Still, David Morrison, senior product manager at videoconferencing provider LifeSize, says it’s crucial to keep in mind that none of this is particularly complex. “It’s like your front door – it has a key and a lock, and if you choose not to use it, or if you don’t know what it’s there for, people can walk in,” he says. “It’s pretty much the same situation with videoconferencing – you have all these tools available to you to lock down your system and make sure nobody can get illegal access to it or call into it without your knowledge.”
And that’s true, Morrison says, whether you choose to maintain on-premises equipment or leverage a cloud-based solution. “If I’m an organization with a very small IT group, I may not want to bring that knowledge-based expertise in-house just so I can manage it on-premises – I would choose cloud – and likewise, if I’m a larger company and I have a very good IT group, I may choose to just manage it myself … but you get the same level of security through both solutions,” he says.
Regardless of the specifics of the deployment, there's no reason to view videoconferencing security as a significant challenge. “These are secure devices that can be implemented … to assure the executives of a company that they’re not being hacked into during a call, nobody is watching their meeting – and nobody is in their room when they’re not there,” Morrison says.

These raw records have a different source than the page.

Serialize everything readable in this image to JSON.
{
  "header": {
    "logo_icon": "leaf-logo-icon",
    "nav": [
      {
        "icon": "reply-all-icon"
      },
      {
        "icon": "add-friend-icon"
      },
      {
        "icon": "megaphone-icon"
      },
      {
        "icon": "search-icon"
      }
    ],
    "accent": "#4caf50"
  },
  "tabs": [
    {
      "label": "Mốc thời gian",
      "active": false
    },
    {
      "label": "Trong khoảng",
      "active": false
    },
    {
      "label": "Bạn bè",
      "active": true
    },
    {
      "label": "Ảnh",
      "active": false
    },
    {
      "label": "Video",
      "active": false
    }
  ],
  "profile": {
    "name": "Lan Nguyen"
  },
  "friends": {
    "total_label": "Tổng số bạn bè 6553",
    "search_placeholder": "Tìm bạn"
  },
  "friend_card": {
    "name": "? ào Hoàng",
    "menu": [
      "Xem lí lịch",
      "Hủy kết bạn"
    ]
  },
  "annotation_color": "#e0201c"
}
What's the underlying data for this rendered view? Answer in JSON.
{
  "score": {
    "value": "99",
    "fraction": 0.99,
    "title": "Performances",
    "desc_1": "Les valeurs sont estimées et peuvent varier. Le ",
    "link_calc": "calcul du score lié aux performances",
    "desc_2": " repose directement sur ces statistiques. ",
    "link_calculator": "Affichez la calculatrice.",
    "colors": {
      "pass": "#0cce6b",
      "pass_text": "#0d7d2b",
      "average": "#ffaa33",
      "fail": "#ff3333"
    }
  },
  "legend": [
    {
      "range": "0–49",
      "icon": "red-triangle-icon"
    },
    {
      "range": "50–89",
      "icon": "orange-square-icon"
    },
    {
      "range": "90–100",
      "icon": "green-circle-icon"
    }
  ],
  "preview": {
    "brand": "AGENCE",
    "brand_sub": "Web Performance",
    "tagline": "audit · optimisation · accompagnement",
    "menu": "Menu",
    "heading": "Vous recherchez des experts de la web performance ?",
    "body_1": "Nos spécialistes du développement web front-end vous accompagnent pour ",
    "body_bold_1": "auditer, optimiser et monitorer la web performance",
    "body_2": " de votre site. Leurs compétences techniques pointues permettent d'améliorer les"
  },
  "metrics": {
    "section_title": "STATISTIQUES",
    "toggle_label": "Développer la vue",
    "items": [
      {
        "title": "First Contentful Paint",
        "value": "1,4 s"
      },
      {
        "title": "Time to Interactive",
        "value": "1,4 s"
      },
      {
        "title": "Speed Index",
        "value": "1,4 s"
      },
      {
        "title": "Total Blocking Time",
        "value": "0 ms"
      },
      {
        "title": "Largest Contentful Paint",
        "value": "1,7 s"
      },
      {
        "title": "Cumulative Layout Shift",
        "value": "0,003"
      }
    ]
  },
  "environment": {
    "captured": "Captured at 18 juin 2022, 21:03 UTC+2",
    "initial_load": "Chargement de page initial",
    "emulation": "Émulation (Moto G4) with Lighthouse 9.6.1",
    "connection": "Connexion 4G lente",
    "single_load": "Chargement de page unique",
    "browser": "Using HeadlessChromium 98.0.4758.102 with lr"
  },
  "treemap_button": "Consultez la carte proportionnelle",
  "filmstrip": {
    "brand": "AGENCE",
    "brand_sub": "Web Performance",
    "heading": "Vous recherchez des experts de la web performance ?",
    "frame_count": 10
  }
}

The bottom line: Videoconferencing equipment can be made secure – you just have to make sure the systems are installed and configured correctly.
Jeff Goldman is a freelance journalist based in Los Angeles. He can be reached at firstname.lastname@example.org.